© 2021 West Virginia Public Broadcasting
Telling West Virginia's Story
Play Live Radio
Next Up:
0:00
0:00
Available On Air Stations
Energy & Environment

State Environmental Authorities Plug Acid Mine Drainage Leak

Muddy Creek Acid Mine Drainage
Paul Kinder
/
Friends of the Cheat
Muddy Creek Acid Mine Drainage

This wasn’t the first time Dave Bassage had seen orange water gush down the hillside and into Muddy Creek.

He was kayaking down the stream when the original blowout happened in 1994 at the abandoned T&T Mine Complex in Preston County.

Last Thursday, another blowout overwhelmed a pipeline at the $8.5 million treatment facility and sent hundreds of thousands of gallons of highly acidic water and sediment into the creek.

The water ran orange once again.

“It was like a recurring bad dream,” Bassage said “It really hit me in the gut.”

State environmental authorities said Monday that crews have contained the leak at the acid mine drainage treatment facility.

Water levels from the mine and the acidity of Muddy Creek have returned to normal, according to a statement from the West Virginia Department of Environmental Protection (WVDEP).

Due in part to heavy rainfall, the facility experienced a sudden increase in water pressure last Thursday. A pipeline was damaged as a manhole ruptured, allowing 300 to 500 gallons per minute of untreated water to bypass the plant, according to a WVDEP statement.

Bassage, the founder and former director of Friends of the Cheat, a nonprofit devoted to restoring the watershed, created the organization after the first blowouts in 1994 and 1995. Those events brought national attention and funding to the Cheat Watershed.

For the last 25 years, the organization worked to restore the Cheat Watershed from the effects of acid mine drainage and bring the river back to life. Just this past year, biologists found 10 species of fish at the mouth of Muddy Creek for the first time in years.

In a statement following the most recent blowout, the environment group called it a “major ecological setback” for Muddy Creek’s recently re-emerging fish population.

“This is ever more proof of the risk abandoned mine lands pose to healthy ecosystems, and that our work is not done,” the group wrote.

The plant is built to treat up to 4,200 gallons per minute of acid mine drainage. During a blowout, the facility can handle up to 7,600 gallons every minute.

During last week’s blowout, the flow peaked below the total capacity of the facility at 6,200 gallons per minute.

WVDEP is working with experts from West Virginia University Water Research Institute and the private sector to determine the exact cause of the blowout and find solutions to prevent future ones.

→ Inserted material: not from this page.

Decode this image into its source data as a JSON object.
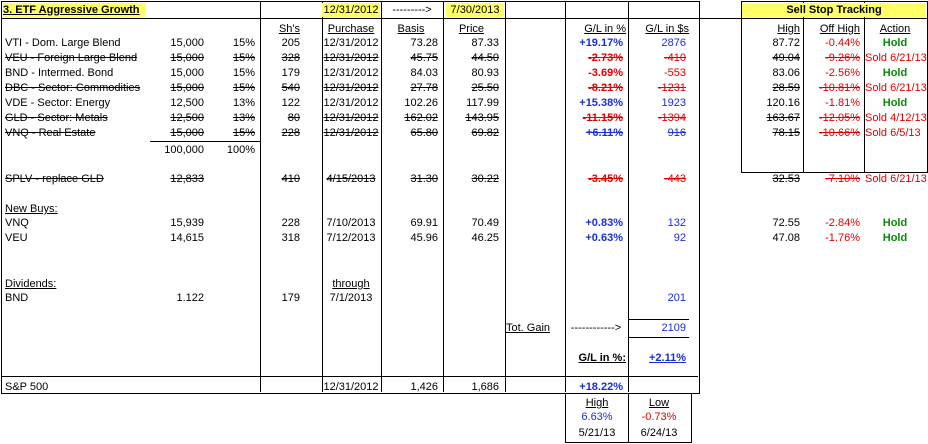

Since its completion in 2018, the treatment plant has successfully cleaned up Muddy Creek, a waterway previously devoid of life.

Bassage said the important “little bugs” required for a healthy creek ecosystem had returned and the water was less acidic and metallic.

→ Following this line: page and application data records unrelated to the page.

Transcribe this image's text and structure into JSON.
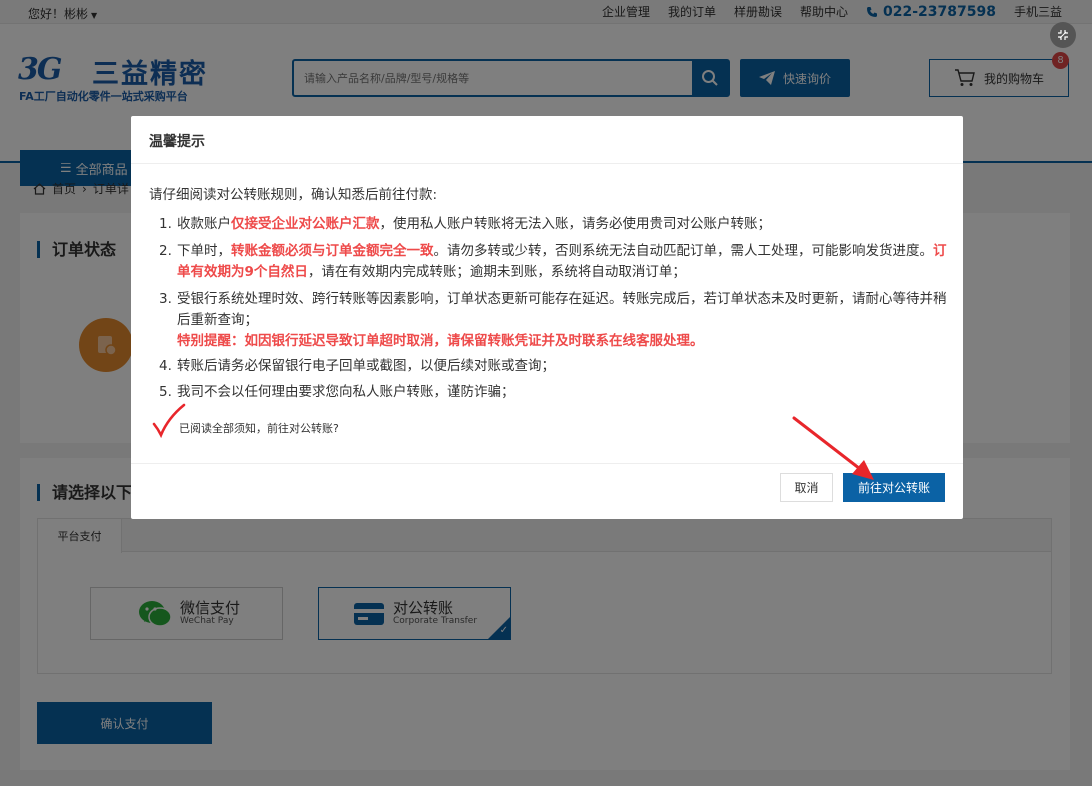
{
  "topbar": {
    "greeting": "您好！彬彬",
    "links": [
      "企业管理",
      "我的订单",
      "样册勘误",
      "帮助中心"
    ],
    "phone": "022-23787598",
    "mobile": "手机三益"
  },
  "header": {
    "logo_mark": "3G",
    "logo_name": "三益精密",
    "slogan": "FA工厂自动化零件一站式采购平台",
    "search_placeholder": "请输入产品名称/品牌/型号/规格等",
    "quick_inquiry": "快速询价",
    "cart_label": "我的购物车",
    "cart_count": "8",
    "all_categories": "全部商品"
  },
  "breadcrumb": {
    "home": "首页",
    "current": "订单详"
  },
  "order_status": {
    "title": "订单状态"
  },
  "payment": {
    "title": "请选择以下",
    "tab": "平台支付",
    "wechat_title": "微信支付",
    "wechat_sub": "WeChat Pay",
    "corp_title": "对公转账",
    "corp_sub": "Corporate Transfer",
    "confirm": "确认支付"
  },
  "modal": {
    "title": "温馨提示",
    "intro": "请仔细阅读对公转账规则，确认知悉后前往付款:",
    "r1": {
      "num": "1.",
      "a": "收款账户",
      "b": "仅接受企业对公账户汇款",
      "c": "，使用私人账户转账将无法入账，请务必使用贵司对公账户转账；"
    },
    "r2": {
      "num": "2.",
      "a": "下单时，",
      "b": "转账金额必须与订单金额完全一致",
      "c": "。请勿多转或少转，否则系统无法自动匹配订单，需人工处理，可能影响发货进度。",
      "d": "订单有效期为9个自然日",
      "e": "，请在有效期内完成转账；逾期未到账，系统将自动取消订单；"
    },
    "r3": {
      "num": "3.",
      "a": "受银行系统处理时效、跨行转账等因素影响，订单状态更新可能存在延迟。转账完成后，若订单状态未及时更新，请耐心等待并稍后重新查询；",
      "b": "特别提醒：如因银行延迟导致订单超时取消，请保留转账凭证并及时联系在线客服处理。"
    },
    "r4": {
      "num": "4.",
      "a": "转账后请务必保留银行电子回单或截图，以便后续对账或查询；"
    },
    "r5": {
      "num": "5.",
      "a": "我司不会以任何理由要求您向私人账户转账，谨防诈骗；"
    },
    "agree": "已阅读全部须知，前往对公转账?",
    "cancel": "取消",
    "go": "前往对公转账"
  },
  "colors": {
    "primary": "#0b62a5",
    "highlight": "#ee4a4a",
    "annotation": "#e8262b"
  }
}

With a rush of orange water last week, the delicate balance of fostering new life in streams long plagued with pollution was laid bare.

“All of a sudden, my old home watershed is being horribly insulted,” Bassage said. “It’s going to take a while to get it back to where it was just a year ago.”


WVPB is local news, education, music, and entertainment for West Virginia.
Your donation today will help keep us strong and vital.